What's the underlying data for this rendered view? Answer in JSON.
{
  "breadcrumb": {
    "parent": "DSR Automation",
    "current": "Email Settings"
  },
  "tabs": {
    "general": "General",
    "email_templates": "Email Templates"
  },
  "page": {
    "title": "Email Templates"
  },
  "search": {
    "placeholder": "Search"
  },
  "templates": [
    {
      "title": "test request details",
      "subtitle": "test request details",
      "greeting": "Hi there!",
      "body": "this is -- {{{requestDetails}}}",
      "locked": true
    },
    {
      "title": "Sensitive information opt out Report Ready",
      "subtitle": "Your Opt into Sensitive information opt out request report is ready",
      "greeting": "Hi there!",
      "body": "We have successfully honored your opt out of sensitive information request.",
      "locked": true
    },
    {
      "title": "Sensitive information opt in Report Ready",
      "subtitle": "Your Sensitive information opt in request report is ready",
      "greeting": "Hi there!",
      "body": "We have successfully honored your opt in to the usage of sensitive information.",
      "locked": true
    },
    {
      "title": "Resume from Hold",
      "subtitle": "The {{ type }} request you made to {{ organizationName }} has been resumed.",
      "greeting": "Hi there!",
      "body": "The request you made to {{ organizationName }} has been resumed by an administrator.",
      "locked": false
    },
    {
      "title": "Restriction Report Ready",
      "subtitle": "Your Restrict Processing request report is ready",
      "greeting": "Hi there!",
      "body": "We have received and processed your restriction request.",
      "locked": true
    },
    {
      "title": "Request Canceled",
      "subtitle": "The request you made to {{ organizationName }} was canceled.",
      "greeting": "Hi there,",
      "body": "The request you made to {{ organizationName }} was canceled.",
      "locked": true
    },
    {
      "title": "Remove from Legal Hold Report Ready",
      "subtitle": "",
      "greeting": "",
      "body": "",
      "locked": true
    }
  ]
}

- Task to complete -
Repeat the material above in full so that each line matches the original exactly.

- Exercise answer -
What's the underlying data for this rendered view? Answer in JSON.
{
  "breadcrumb": {
    "parent": "DSR Automation",
    "current": "Email Settings"
  },
  "tabs": {
    "general": "General",
    "email_templates": "Email Templates"
  },
  "page": {
    "title": "Email Templates"
  },
  "search": {
    "placeholder": "Search"
  },
  "templates": [
    {
      "title": "test request details",
      "subtitle": "test request details",
      "greeting": "Hi there!",
      "body": "this is -- {{{requestDetails}}}",
      "locked": true
    },
    {
      "title": "Sensitive information opt out Report Ready",
      "subtitle": "Your Opt into Sensitive information opt out request report is ready",
      "greeting": "Hi there!",
      "body": "We have successfully honored your opt out of sensitive information request.",
      "locked": true
    },
    {
      "title": "Sensitive information opt in Report Ready",
      "subtitle": "Your Sensitive information opt in request report is ready",
      "greeting": "Hi there!",
      "body": "We have successfully honored your opt in to the usage of sensitive information.",
      "locked": true
    },
    {
      "title": "Resume from Hold",
      "subtitle": "The {{ type }} request you made to {{ organizationName }} has been resumed.",
      "greeting": "Hi there!",
      "body": "The request you made to {{ organizationName }} has been resumed by an administrator.",
      "locked": false
    },
    {
      "title": "Restriction Report Ready",
      "subtitle": "Your Restrict Processing request report is ready",
      "greeting": "Hi there!",
      "body": "We have received and processed your restriction request.",
      "locked": true
    },
    {
      "title": "Request Canceled",
      "subtitle": "The request you made to {{ organizationName }} was canceled.",
      "greeting": "Hi there,",
      "body": "The request you made to {{ organizationName }} was canceled.",
      "locked": true
    },
    {
      "title": "Remove from Legal Hold Report Ready",
      "subtitle": "",
      "greeting": "",
      "body": "",
      "locked": true
    }
  ]
}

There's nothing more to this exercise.